The iconic British brand Mini has a long history, both in the U.S. and across the pond. Its history in the U.S. market started in the 1960s with the importation of tiny cars manufactured by British Motor Corp. After a long hiatus, the brand was purchased and modernized by BMW and reappeared in 2002 with the compact Cooper two-door hatchback.
Since then, Mini’s lineup has expanded to include larger vehicles, including a compact SUV. The brand now sells a four-door version of the Cooper, which is now known as the Hardtop, as well as a convertible version. It also offers the four-door Clubman hatchback and Countryman compact SUV. The Countryman is also available in plug-in hybrid form.
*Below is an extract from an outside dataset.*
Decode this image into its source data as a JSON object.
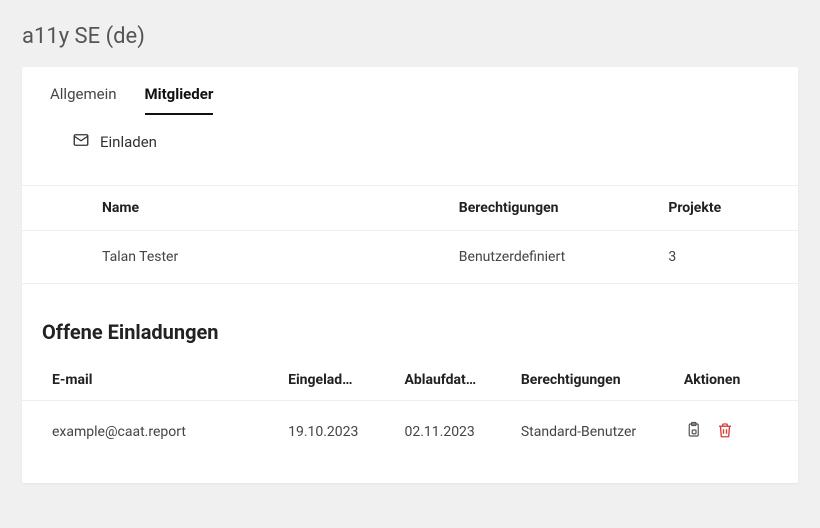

Mini was an early experimenter with battery-electric drivetrains, having fielded hundreds of modified Mini Es in test fleets. The brand currently offers the all-electric Mini Cooper SE, which has an estimated range of 110 miles on a full charge.
On the performance side, Mini also offers regular and sporty S trim levels of many models as well as the higher-performance John Cooper Works versions.
More From Cars.com:
- Research Mini Vehicles
- Mini Reboots Electric Cooper With 2020 Cooper SE
- 2019 Mini Hardtops, Convertible to Sport Fresh Features
- Find Your Next Car
Cars.com’s Editorial department is your source for automotive news and reviews. In line with Cars.com’s long-standing ethics policy, editors and reviewers don’t accept gifts or free trips from automakers. The Editorial department is independent of Cars.com’s advertising, sales and sponsored content departments.